About the Winter Universiade
The Winter Universiade is a biennial international multi-sport event open to competitors who are at least 17 and less than 28 years of age as of January 1 in the year of the Games. Participants must be full-time students at a post-secondary institution (university, college, CEGEP) or have graduated from a post-secondary institution in the year preceding the event.

The Granada Universiade will feature nine compulsory sports and one optional sport. Compulsory sports: alpine skiing, biathlon, ice hockey, curling, nordic skiing, short track speed skating, figure skating, synchronized skating, snowboarding. Optional sport: freestyle skiing.

Official website:

About Canadian Interuniversity Sport
Canadian Interuniversity Sport is the national governing body of university sport in Canada. Every year, over 11,500 student-athletes and 700 coaches from 56 universities and four regional associations vie for 21 national championships in 12 different sports.
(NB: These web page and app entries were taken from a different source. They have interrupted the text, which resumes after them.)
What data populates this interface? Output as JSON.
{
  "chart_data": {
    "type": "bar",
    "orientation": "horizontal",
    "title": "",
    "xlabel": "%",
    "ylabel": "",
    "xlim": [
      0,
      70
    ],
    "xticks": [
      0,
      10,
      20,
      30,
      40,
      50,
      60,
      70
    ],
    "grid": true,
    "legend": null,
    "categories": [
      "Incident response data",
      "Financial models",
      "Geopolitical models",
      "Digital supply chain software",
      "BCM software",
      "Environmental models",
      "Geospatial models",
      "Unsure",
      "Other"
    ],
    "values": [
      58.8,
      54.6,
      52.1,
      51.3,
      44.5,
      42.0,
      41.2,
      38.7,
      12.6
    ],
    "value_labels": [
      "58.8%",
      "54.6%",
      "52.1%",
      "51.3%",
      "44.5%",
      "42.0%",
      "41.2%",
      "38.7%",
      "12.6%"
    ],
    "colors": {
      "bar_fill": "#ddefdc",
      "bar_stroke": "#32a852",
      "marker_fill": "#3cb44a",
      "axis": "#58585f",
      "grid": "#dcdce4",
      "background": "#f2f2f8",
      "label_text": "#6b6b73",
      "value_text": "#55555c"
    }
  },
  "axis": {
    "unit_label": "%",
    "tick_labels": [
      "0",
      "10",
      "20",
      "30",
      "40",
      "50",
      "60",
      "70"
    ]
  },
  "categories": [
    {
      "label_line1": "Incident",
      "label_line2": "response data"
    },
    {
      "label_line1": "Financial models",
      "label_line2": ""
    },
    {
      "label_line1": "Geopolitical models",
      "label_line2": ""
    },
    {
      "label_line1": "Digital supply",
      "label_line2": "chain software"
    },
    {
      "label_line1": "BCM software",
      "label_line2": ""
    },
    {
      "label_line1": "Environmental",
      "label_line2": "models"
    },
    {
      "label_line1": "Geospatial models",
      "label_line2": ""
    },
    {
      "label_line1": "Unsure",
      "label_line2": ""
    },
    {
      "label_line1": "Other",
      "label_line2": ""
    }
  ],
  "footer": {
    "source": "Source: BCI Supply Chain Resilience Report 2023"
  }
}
CIS also provides high performance international opportunities for Canadian student-athletes at Winter and Summer Universiades, as well as numerous world university championships. For further information, visit or follow us on:


- 30 -

For information:
Patrick Godbout
Communications & Media Relations Manager
Speed Skating Canada
Phone: 514 213-9897

Jeff MacKinnon   
Coordinator, Media and Communications Services – long track
Speed Skating Canada
Phone: 403-860-9525

Ben Matchett
Communications Manager
Team Canada, 2015 Winter Universiade
Cell in Granada: (011) 34-693-816-090

Matt Gutsch
Communications Officer
Team Canada, 2015 Winter Universiade
Cell in Granada: (011) 34-693-806-291